Data records Block Start

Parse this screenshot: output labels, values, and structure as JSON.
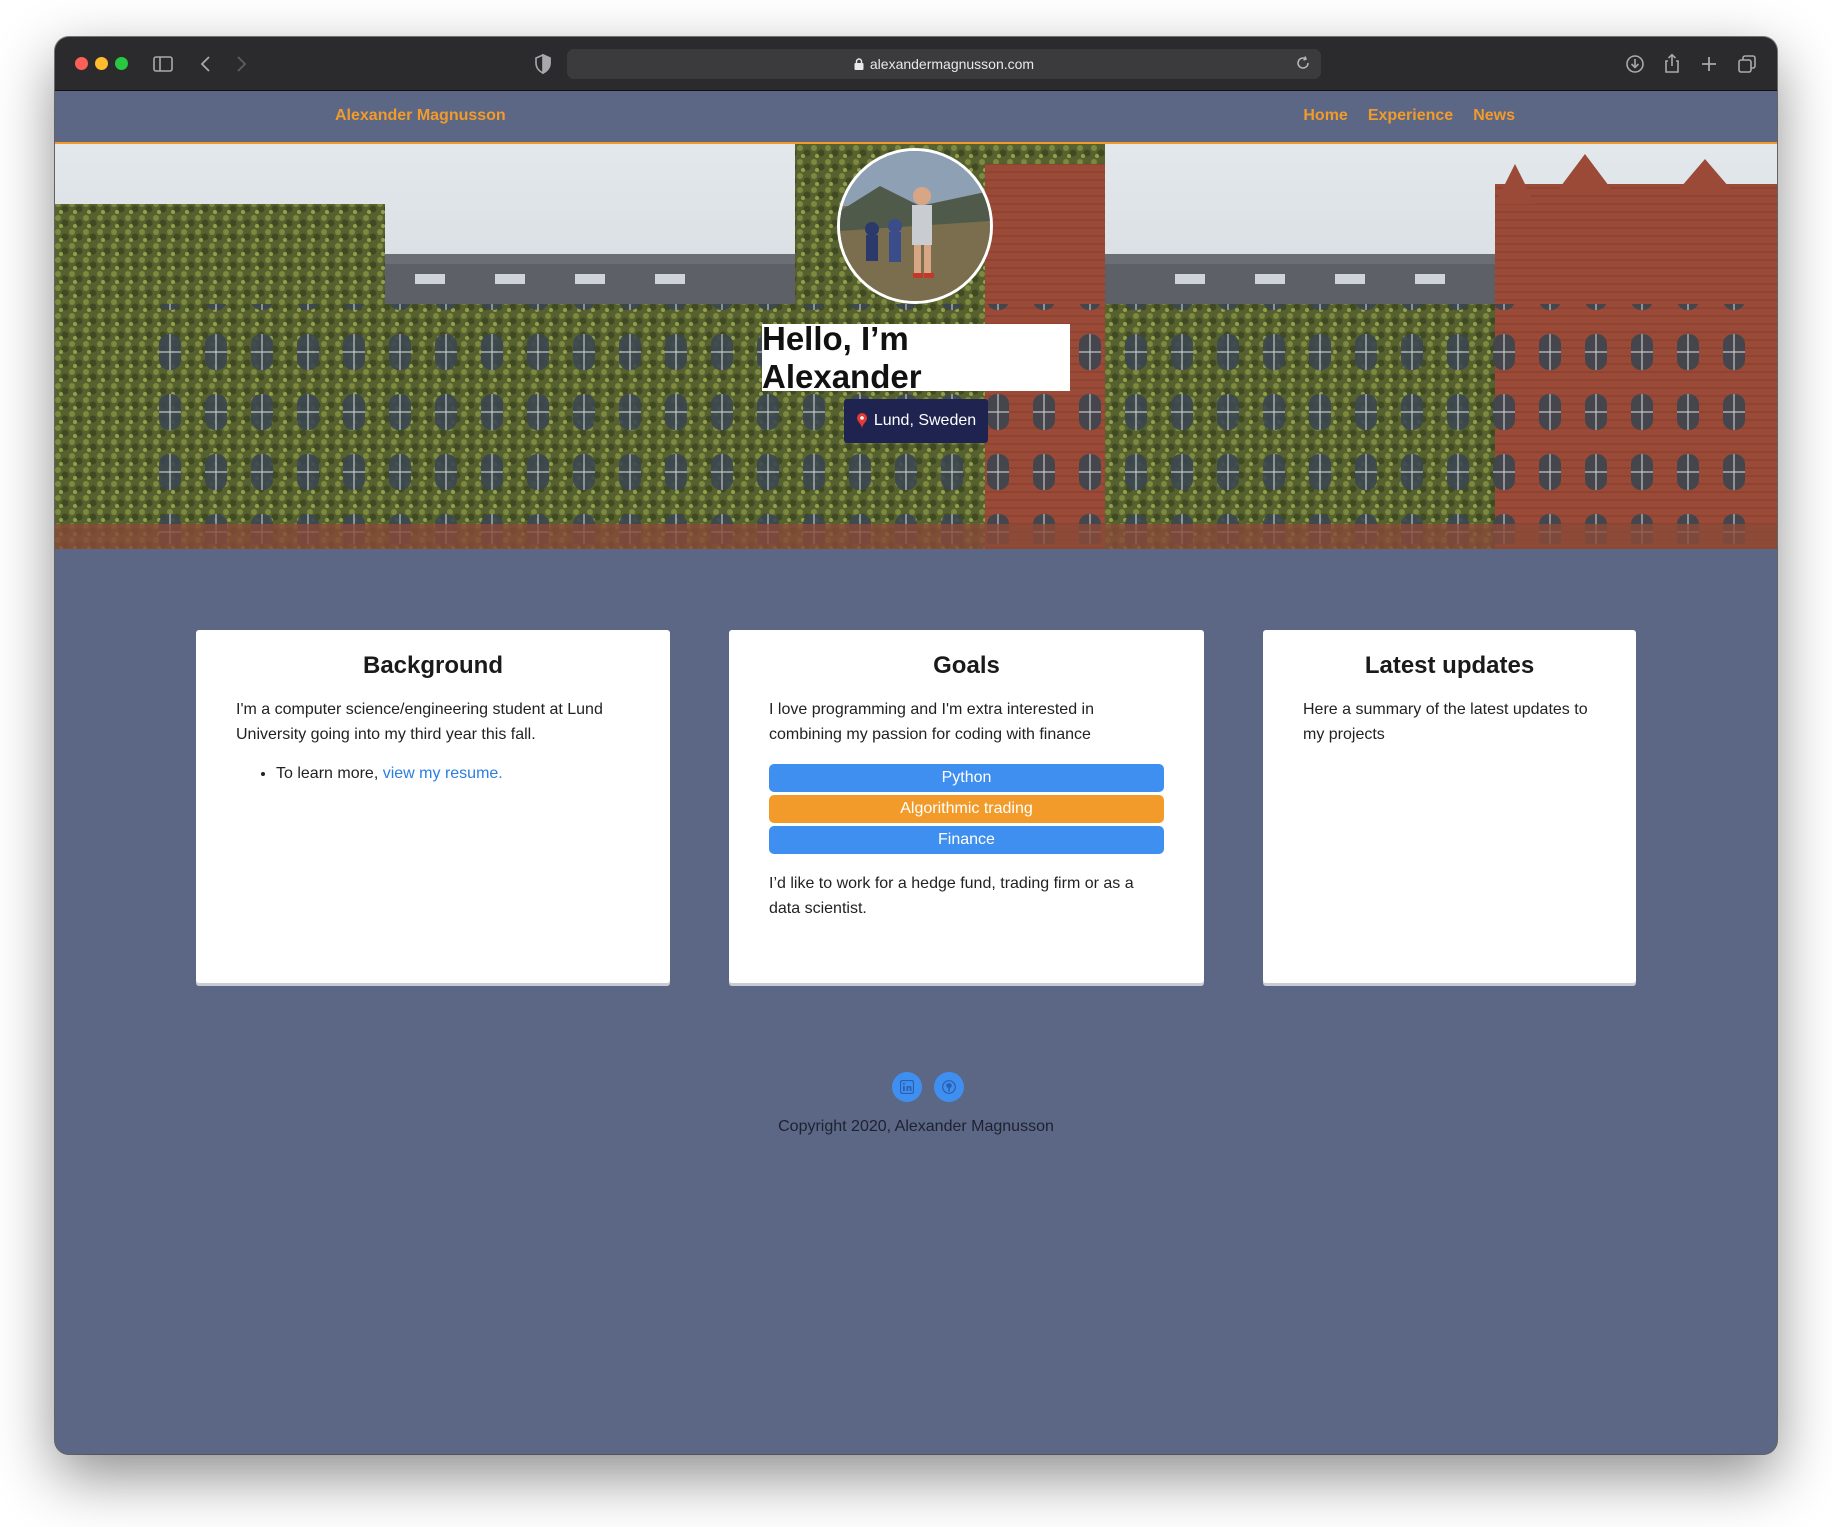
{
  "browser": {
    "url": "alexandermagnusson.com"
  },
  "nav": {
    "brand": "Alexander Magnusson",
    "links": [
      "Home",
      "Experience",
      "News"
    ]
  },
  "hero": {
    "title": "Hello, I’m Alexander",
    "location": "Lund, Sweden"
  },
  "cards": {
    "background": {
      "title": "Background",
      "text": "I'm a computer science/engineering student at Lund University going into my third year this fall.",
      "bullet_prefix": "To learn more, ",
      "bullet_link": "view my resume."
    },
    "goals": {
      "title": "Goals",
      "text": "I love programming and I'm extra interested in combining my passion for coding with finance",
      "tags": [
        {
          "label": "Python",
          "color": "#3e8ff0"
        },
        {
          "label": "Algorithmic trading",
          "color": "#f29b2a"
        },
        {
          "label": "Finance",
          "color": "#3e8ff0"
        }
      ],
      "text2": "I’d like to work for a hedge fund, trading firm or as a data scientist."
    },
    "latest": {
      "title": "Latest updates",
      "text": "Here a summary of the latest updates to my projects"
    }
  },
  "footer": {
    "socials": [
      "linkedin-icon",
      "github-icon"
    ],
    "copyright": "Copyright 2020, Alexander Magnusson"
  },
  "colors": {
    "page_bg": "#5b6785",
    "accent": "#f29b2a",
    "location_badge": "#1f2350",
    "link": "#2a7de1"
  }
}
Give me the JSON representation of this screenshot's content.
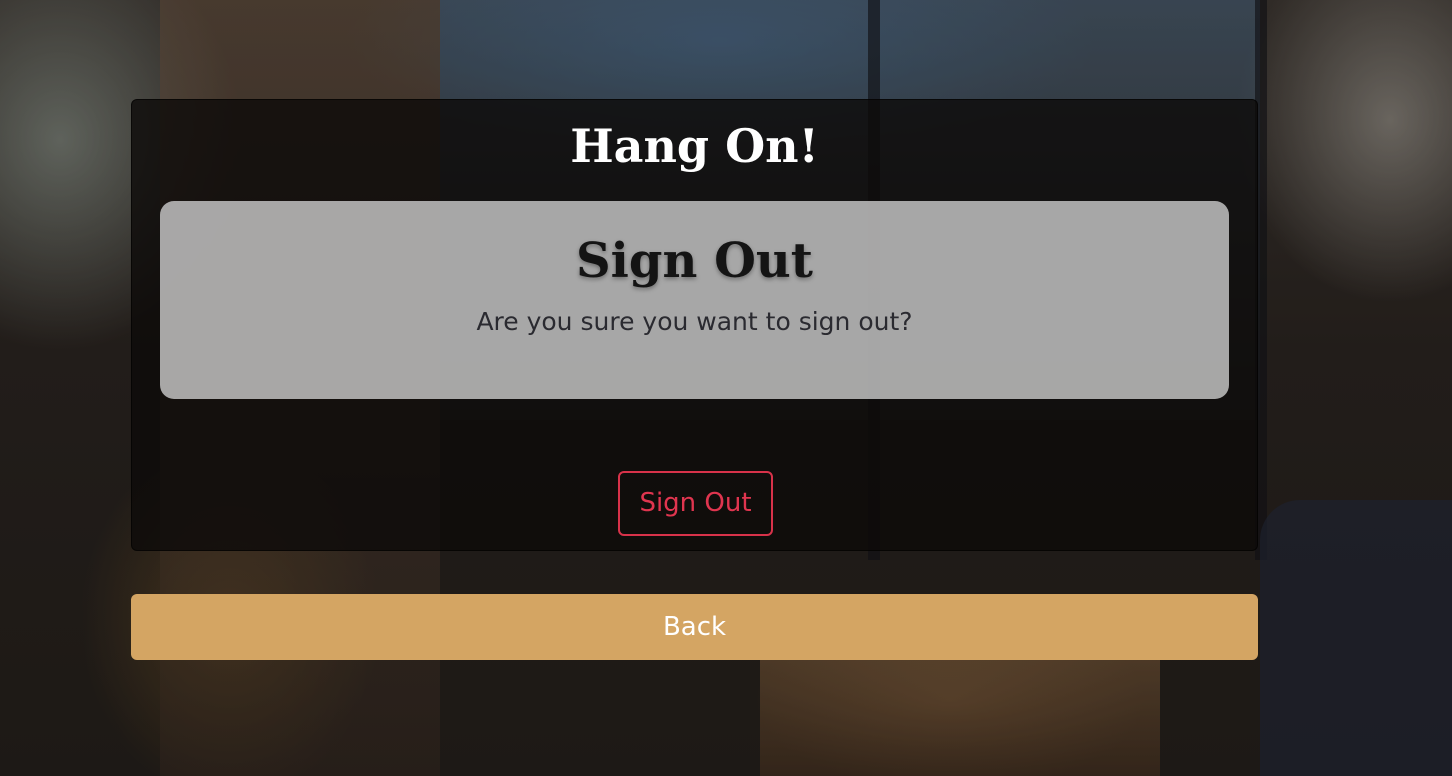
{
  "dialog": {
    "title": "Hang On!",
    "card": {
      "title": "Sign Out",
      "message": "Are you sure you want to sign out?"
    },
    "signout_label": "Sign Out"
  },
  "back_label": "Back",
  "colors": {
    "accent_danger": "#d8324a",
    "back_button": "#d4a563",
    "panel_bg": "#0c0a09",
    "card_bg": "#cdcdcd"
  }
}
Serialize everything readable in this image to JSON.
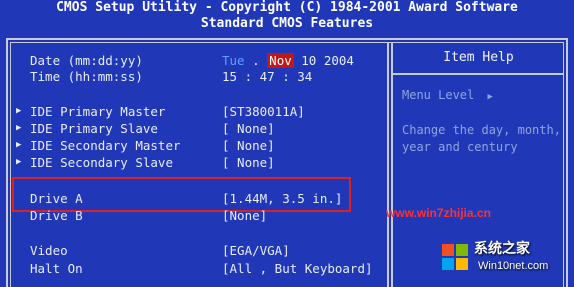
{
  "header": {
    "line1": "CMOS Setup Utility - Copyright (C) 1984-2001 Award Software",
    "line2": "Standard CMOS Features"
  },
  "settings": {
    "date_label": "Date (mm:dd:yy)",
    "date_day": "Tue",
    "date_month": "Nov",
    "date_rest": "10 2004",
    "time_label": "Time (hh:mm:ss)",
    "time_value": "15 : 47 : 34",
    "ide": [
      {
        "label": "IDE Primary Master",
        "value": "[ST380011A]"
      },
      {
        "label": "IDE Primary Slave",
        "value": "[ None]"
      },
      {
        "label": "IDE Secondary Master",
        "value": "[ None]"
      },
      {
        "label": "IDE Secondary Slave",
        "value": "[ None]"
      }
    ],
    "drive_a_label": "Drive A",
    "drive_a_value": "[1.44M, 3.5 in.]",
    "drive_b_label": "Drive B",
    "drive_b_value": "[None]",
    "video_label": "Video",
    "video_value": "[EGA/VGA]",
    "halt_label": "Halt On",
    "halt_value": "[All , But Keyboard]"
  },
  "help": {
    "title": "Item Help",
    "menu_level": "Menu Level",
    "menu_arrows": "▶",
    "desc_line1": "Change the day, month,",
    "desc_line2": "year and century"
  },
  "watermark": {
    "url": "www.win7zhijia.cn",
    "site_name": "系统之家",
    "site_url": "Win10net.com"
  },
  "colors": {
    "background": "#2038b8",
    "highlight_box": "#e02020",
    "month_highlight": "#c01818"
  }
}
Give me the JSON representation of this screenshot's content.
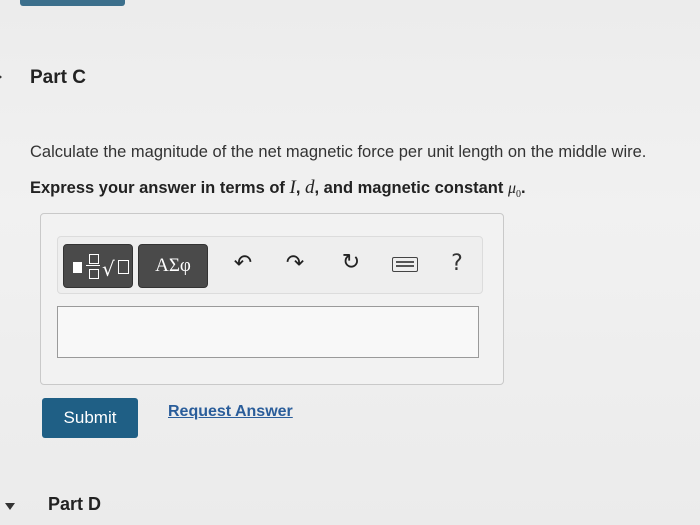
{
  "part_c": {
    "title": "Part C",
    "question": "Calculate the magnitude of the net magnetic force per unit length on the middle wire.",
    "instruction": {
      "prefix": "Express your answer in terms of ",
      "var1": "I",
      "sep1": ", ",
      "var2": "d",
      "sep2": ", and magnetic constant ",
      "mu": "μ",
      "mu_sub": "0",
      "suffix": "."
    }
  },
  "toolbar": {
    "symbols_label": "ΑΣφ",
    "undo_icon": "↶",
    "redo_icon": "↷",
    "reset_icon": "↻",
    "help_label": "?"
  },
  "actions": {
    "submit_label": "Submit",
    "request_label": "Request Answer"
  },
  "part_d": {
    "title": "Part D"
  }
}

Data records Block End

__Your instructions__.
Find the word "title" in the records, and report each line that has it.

__Answer to the problem__.
    "title": "Hello, I’m Alexander",
      "title": "Background",
      "title": "Goals",
      "title": "Latest updates",
    "title": "Hang On!",
      "title": "Sign Out",
    "title": "Item Help",
    "title": "Part C",
    "title": "Part D"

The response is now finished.